Data »

▬▬▬▬▬▬▬▬▬▬

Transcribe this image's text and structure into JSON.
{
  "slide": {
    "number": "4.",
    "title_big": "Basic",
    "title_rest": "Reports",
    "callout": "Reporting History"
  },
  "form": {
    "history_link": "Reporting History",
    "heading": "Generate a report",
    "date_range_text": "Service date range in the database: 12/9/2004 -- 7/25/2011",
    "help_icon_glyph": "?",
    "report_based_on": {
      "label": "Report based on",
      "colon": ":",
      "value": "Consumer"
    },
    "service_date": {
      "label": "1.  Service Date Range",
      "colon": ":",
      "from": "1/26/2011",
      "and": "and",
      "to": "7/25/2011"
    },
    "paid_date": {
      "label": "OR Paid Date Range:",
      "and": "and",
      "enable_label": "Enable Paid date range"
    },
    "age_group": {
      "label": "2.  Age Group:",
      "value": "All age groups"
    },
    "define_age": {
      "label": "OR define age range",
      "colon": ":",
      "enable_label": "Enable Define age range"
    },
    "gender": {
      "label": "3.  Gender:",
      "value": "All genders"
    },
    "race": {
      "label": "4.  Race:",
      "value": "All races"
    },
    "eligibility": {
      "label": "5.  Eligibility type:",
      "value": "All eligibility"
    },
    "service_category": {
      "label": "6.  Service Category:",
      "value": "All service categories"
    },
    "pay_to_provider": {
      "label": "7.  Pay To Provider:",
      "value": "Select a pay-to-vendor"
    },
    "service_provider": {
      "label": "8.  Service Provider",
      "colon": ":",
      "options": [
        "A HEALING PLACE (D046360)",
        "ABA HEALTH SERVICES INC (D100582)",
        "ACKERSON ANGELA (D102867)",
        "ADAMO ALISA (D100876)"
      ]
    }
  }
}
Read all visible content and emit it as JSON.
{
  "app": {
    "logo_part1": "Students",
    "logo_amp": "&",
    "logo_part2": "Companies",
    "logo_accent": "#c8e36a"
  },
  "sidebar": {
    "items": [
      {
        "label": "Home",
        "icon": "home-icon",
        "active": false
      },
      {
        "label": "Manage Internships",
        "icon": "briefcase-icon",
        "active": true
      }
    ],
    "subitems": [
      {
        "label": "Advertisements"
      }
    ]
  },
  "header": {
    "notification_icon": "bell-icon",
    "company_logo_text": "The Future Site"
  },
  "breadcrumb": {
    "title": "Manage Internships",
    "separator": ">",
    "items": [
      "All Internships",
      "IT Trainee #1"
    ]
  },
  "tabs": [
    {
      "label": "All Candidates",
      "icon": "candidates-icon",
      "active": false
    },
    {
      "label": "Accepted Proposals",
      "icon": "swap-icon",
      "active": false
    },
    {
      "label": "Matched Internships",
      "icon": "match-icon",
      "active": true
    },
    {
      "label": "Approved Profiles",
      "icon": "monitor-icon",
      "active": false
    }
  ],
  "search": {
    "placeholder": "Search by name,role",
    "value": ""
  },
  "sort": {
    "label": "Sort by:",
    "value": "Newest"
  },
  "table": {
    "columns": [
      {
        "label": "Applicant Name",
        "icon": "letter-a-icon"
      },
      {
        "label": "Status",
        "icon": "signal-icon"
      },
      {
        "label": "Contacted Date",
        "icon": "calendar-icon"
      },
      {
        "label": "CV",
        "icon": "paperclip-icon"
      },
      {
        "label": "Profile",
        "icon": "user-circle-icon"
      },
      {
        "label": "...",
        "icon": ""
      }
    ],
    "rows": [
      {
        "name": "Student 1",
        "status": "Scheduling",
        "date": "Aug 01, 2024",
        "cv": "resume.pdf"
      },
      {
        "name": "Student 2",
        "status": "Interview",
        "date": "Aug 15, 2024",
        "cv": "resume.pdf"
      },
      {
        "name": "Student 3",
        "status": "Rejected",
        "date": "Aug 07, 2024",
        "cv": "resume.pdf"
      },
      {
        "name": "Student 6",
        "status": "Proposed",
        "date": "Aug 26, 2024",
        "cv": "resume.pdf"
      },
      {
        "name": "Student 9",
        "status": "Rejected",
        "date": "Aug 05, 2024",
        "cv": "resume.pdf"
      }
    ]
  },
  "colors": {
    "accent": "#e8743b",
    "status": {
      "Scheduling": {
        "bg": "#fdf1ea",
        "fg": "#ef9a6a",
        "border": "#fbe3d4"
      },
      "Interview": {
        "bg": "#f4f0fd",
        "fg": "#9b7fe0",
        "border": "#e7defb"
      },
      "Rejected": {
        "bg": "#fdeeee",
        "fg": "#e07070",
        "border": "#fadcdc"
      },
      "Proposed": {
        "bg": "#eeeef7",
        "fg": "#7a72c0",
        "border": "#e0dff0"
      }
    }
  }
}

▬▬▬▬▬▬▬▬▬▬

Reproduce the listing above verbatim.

Transcribe this image's text and structure into JSON.
{
  "slide": {
    "number": "4.",
    "title_big": "Basic",
    "title_rest": "Reports",
    "callout": "Reporting History"
  },
  "form": {
    "history_link": "Reporting History",
    "heading": "Generate a report",
    "date_range_text": "Service date range in the database: 12/9/2004 -- 7/25/2011",
    "help_icon_glyph": "?",
    "report_based_on": {
      "label": "Report based on",
      "colon": ":",
      "value": "Consumer"
    },
    "service_date": {
      "label": "1.  Service Date Range",
      "colon": ":",
      "from": "1/26/2011",
      "and": "and",
      "to": "7/25/2011"
    },
    "paid_date": {
      "label": "OR Paid Date Range:",
      "and": "and",
      "enable_label": "Enable Paid date range"
    },
    "age_group": {
      "label": "2.  Age Group:",
      "value": "All age groups"
    },
    "define_age": {
      "label": "OR define age range",
      "colon": ":",
      "enable_label": "Enable Define age range"
    },
    "gender": {
      "label": "3.  Gender:",
      "value": "All genders"
    },
    "race": {
      "label": "4.  Race:",
      "value": "All races"
    },
    "eligibility": {
      "label": "5.  Eligibility type:",
      "value": "All eligibility"
    },
    "service_category": {
      "label": "6.  Service Category:",
      "value": "All service categories"
    },
    "pay_to_provider": {
      "label": "7.  Pay To Provider:",
      "value": "Select a pay-to-vendor"
    },
    "service_provider": {
      "label": "8.  Service Provider",
      "colon": ":",
      "options": [
        "A HEALING PLACE (D046360)",
        "ABA HEALTH SERVICES INC (D100582)",
        "ACKERSON ANGELA (D102867)",
        "ADAMO ALISA (D100876)"
      ]
    }
  }
}
Read all visible content and emit it as JSON.
{
  "app": {
    "logo_part1": "Students",
    "logo_amp": "&",
    "logo_part2": "Companies",
    "logo_accent": "#c8e36a"
  },
  "sidebar": {
    "items": [
      {
        "label": "Home",
        "icon": "home-icon",
        "active": false
      },
      {
        "label": "Manage Internships",
        "icon": "briefcase-icon",
        "active": true
      }
    ],
    "subitems": [
      {
        "label": "Advertisements"
      }
    ]
  },
  "header": {
    "notification_icon": "bell-icon",
    "company_logo_text": "The Future Site"
  },
  "breadcrumb": {
    "title": "Manage Internships",
    "separator": ">",
    "items": [
      "All Internships",
      "IT Trainee #1"
    ]
  },
  "tabs": [
    {
      "label": "All Candidates",
      "icon": "candidates-icon",
      "active": false
    },
    {
      "label": "Accepted Proposals",
      "icon": "swap-icon",
      "active": false
    },
    {
      "label": "Matched Internships",
      "icon": "match-icon",
      "active": true
    },
    {
      "label": "Approved Profiles",
      "icon": "monitor-icon",
      "active": false
    }
  ],
  "search": {
    "placeholder": "Search by name,role",
    "value": ""
  },
  "sort": {
    "label": "Sort by:",
    "value": "Newest"
  },
  "table": {
    "columns": [
      {
        "label": "Applicant Name",
        "icon": "letter-a-icon"
      },
      {
        "label": "Status",
        "icon": "signal-icon"
      },
      {
        "label": "Contacted Date",
        "icon": "calendar-icon"
      },
      {
        "label": "CV",
        "icon": "paperclip-icon"
      },
      {
        "label": "Profile",
        "icon": "user-circle-icon"
      },
      {
        "label": "...",
        "icon": ""
      }
    ],
    "rows": [
      {
        "name": "Student 1",
        "status": "Scheduling",
        "date": "Aug 01, 2024",
        "cv": "resume.pdf"
      },
      {
        "name": "Student 2",
        "status": "Interview",
        "date": "Aug 15, 2024",
        "cv": "resume.pdf"
      },
      {
        "name": "Student 3",
        "status": "Rejected",
        "date": "Aug 07, 2024",
        "cv": "resume.pdf"
      },
      {
        "name": "Student 6",
        "status": "Proposed",
        "date": "Aug 26, 2024",
        "cv": "resume.pdf"
      },
      {
        "name": "Student 9",
        "status": "Rejected",
        "date": "Aug 05, 2024",
        "cv": "resume.pdf"
      }
    ]
  },
  "colors": {
    "accent": "#e8743b",
    "status": {
      "Scheduling": {
        "bg": "#fdf1ea",
        "fg": "#ef9a6a",
        "border": "#fbe3d4"
      },
      "Interview": {
        "bg": "#f4f0fd",
        "fg": "#9b7fe0",
        "border": "#e7defb"
      },
      "Rejected": {
        "bg": "#fdeeee",
        "fg": "#e07070",
        "border": "#fadcdc"
      },
      "Proposed": {
        "bg": "#eeeef7",
        "fg": "#7a72c0",
        "border": "#e0dff0"
      }
    }
  }
}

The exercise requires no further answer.